However, it might be very good over the longer term for a bank or building society’s brand, and its business, if the institution were to develop a reputation as a consumer champion to be trusted.

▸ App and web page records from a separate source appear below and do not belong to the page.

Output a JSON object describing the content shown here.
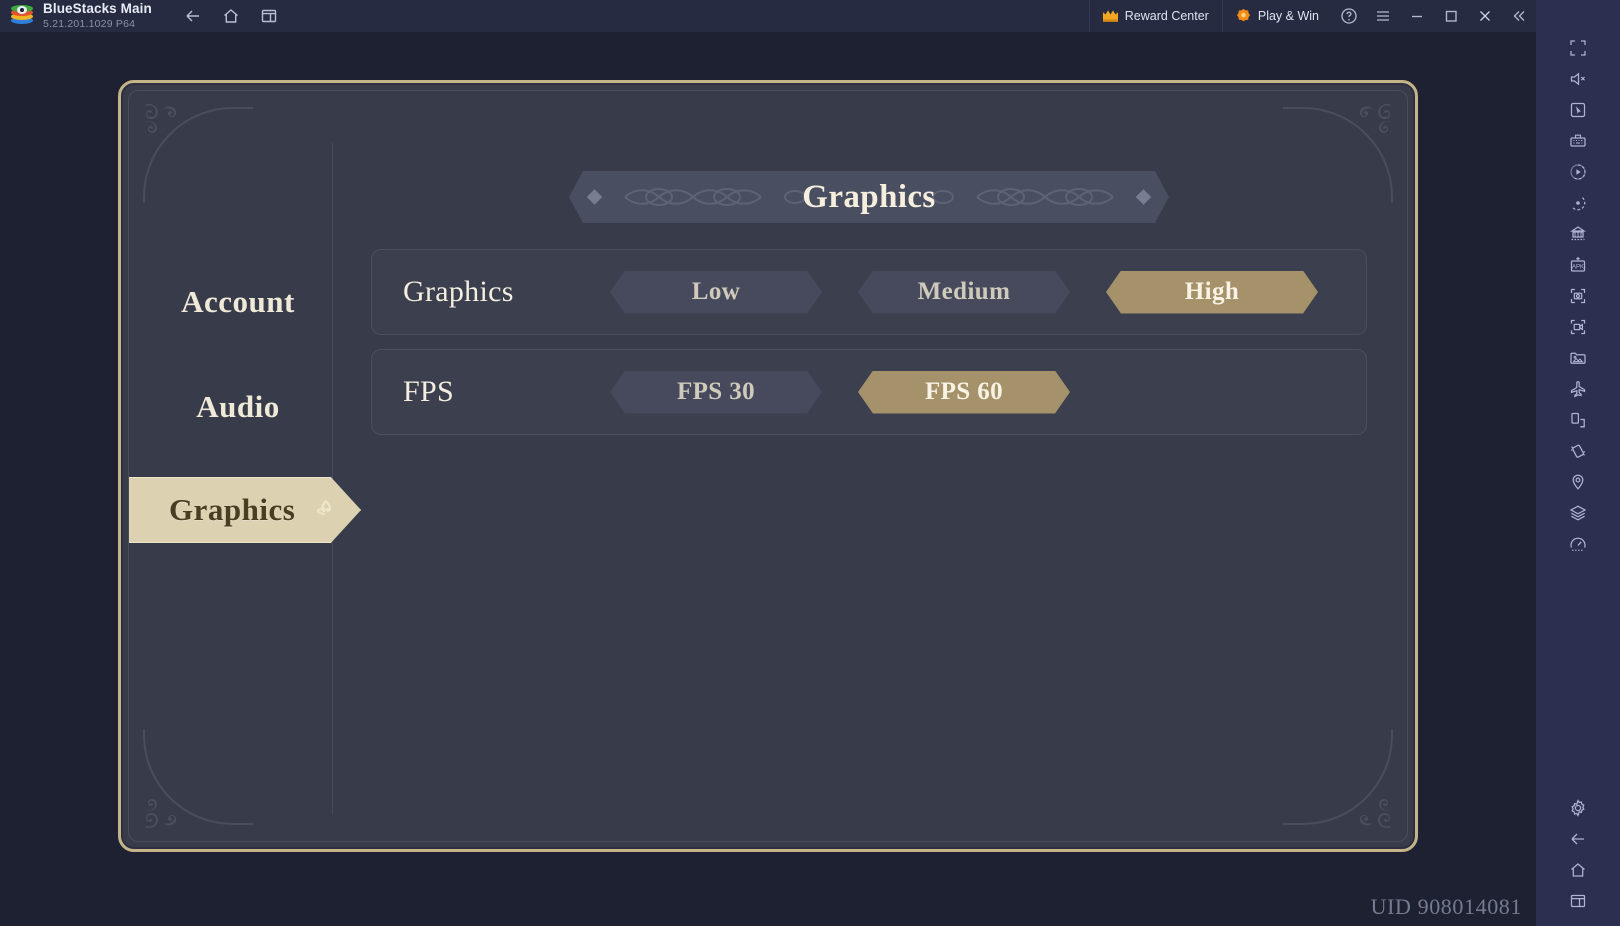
{
  "titlebar": {
    "app_name": "BlueStacks Main",
    "version": "5.21.201.1029  P64",
    "logo_icon": "bluestacks-logo-icon",
    "nav": [
      {
        "name": "back",
        "label": "Back",
        "icon": "arrow-left-icon"
      },
      {
        "name": "home",
        "label": "Home",
        "icon": "home-icon"
      },
      {
        "name": "instances",
        "label": "Multi-instance",
        "icon": "windows-stack-icon"
      }
    ],
    "reward_center": {
      "label": "Reward Center",
      "icon": "crown-icon"
    },
    "play_and_win": {
      "label": "Play & Win",
      "icon": "orange-gem-icon"
    },
    "controls": [
      {
        "name": "help",
        "label": "Help",
        "icon": "question-circle-icon"
      },
      {
        "name": "menu",
        "label": "Menu",
        "icon": "hamburger-icon"
      },
      {
        "name": "minimize",
        "label": "Minimize",
        "icon": "minimize-icon"
      },
      {
        "name": "maximize",
        "label": "Maximize",
        "icon": "maximize-icon"
      },
      {
        "name": "close",
        "label": "Close",
        "icon": "close-icon"
      },
      {
        "name": "collapse-sidebar",
        "label": "Collapse sidebar",
        "icon": "double-chevron-left-icon"
      }
    ]
  },
  "sidebar": {
    "tools": [
      {
        "name": "fullscreen",
        "label": "Full screen",
        "icon": "fullscreen-icon"
      },
      {
        "name": "mute",
        "label": "Mute",
        "icon": "speaker-mute-icon"
      },
      {
        "name": "game-controls",
        "label": "Game controls",
        "icon": "cursor-box-icon"
      },
      {
        "name": "keyboard-controls",
        "label": "Keymapping",
        "icon": "keyboard-icon"
      },
      {
        "name": "macro-recorder",
        "label": "Macro recorder",
        "icon": "play-record-icon"
      },
      {
        "name": "script",
        "label": "Script",
        "icon": "dot-record-icon"
      },
      {
        "name": "multi-instance-sync",
        "label": "Multi-instance sync",
        "icon": "sync-icon"
      },
      {
        "name": "install-apk",
        "label": "Install APK",
        "icon": "apk-plus-icon"
      },
      {
        "name": "screenshot",
        "label": "Screenshot",
        "icon": "camera-icon"
      },
      {
        "name": "record-screen",
        "label": "Record screen",
        "icon": "video-camera-icon"
      },
      {
        "name": "media-manager",
        "label": "Media manager",
        "icon": "photo-folder-icon"
      },
      {
        "name": "eco-mode",
        "label": "Eco mode",
        "icon": "airplane-icon"
      },
      {
        "name": "rotate",
        "label": "Rotate",
        "icon": "rotate-device-icon"
      },
      {
        "name": "shake",
        "label": "Shake",
        "icon": "shake-device-icon"
      },
      {
        "name": "location",
        "label": "Location",
        "icon": "location-pin-icon"
      },
      {
        "name": "layers",
        "label": "Layers",
        "icon": "layers-icon"
      },
      {
        "name": "performance",
        "label": "Performance",
        "icon": "gauge-icon"
      }
    ],
    "bottom": [
      {
        "name": "settings",
        "label": "Settings",
        "icon": "gear-icon"
      },
      {
        "name": "android-back",
        "label": "Back",
        "icon": "arrow-left-icon"
      },
      {
        "name": "android-home",
        "label": "Home",
        "icon": "home-icon"
      },
      {
        "name": "android-recents",
        "label": "Recent apps",
        "icon": "recents-icon"
      }
    ]
  },
  "game": {
    "header": {
      "title": "Graphics",
      "ornament_icon": "filigree-ornament-icon",
      "diamond_icon": "diamond-icon"
    },
    "nav_items": [
      {
        "label": "Account",
        "active": false
      },
      {
        "label": "Audio",
        "active": false
      },
      {
        "label": "Graphics",
        "active": true
      }
    ],
    "settings": [
      {
        "label": "Graphics",
        "options": [
          {
            "label": "Low",
            "selected": false
          },
          {
            "label": "Medium",
            "selected": false
          },
          {
            "label": "High",
            "selected": true
          }
        ]
      },
      {
        "label": "FPS",
        "options": [
          {
            "label": "FPS 30",
            "selected": false
          },
          {
            "label": "FPS 60",
            "selected": true
          }
        ]
      }
    ],
    "uid": "UID 908014081",
    "colors": {
      "frame_gold": "#c5b488",
      "panel_bg": "#383b49",
      "selected_gold": "#a5926a",
      "active_tab_bg": "#dcd2b2",
      "text_cream": "#f3eee0"
    }
  }
}
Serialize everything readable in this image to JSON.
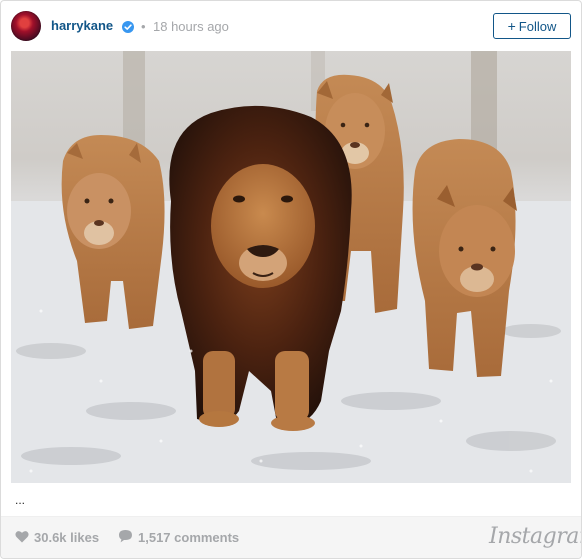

And such exemplary behaviour would be much more meaningful than those warm words from financial institutions about how they care about hard-pressed households and business customers – talk that it would be easy to think might not be turned into action when push comes to shove.